Bee Plants You Can Grow from Seed

03 Feb Bee Plants You Can Grow from Seed

This year, the buzz all around us is about planting for pollinators. Many of our native bees as well as honeybees are declining in numbers; some may have already become extinct. This is due to many factors including pesticide use, loss of habitat, the fragmentation of habitats into little patches, and much more. You will find on our seed racks all kinds of seeds that bees love. Cosmos is an annual that is just so simple to grow. I plant mine directly in the ground mid-late May. We also sell seedlings and larger, established plants once the weather warms up. Once you have planted cosmos, watch for it to self-sow.

Zinnias are also wonderful pollinator plants. Many of the zinnia seeds we sell are heirloom varieties, such as this red spider zinnia from Seed Saver’s Exchange. We also stock some great blends; some are bright, carnival colors, others are striped, others are soft pastels. Zinnias should only be planted when the soil has warmed up. If you want the greatest selection for your pollinator garden, buy the seed and sow it directly or start it indoors in early April.

Bees are attracted to all of the single daisies including Echinaceas, asters, and Coreopsis. Shown in the photo on the left is fiddlehead flower (Phacelia) which is also known as “bee’s friend”. This is a billowing, loose, airy annual that can fill in between your more upright flowers.

The most important factor in planting for pollinators is to be sure that you have large blocks of the same flower (we often refer to them as groupings or drifts in design language) and to have something in bloom from very early spring until very late fall. With the erratic weather patterns that we are now experiencing, I was glad to have early bulbs and witch hazel blossoms in bloom this week- my bees were out and foraging! Succession of bloom is our specialty here at Natureworks. We can help you plan your garden so the pollinators are happy and stick around, thus insuring your edible crops are pollinated as well.

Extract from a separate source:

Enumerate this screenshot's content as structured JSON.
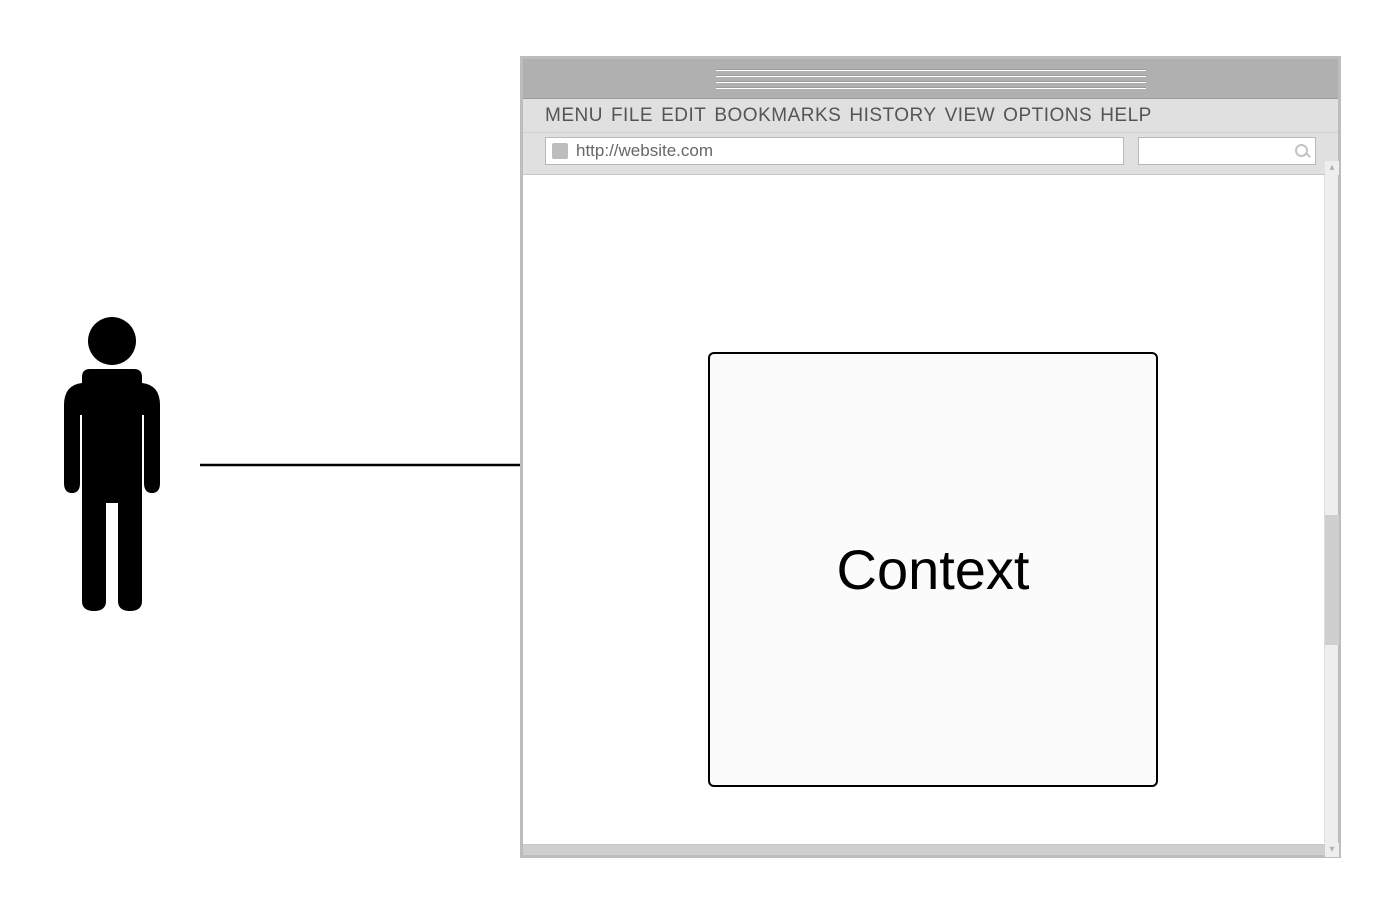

Did I mention that most of the pollinator plants are also important nectar sources for butterflies? And many of them also provide nectar to beneficial insects, the good bugs that control the bad bugs in our landscapes.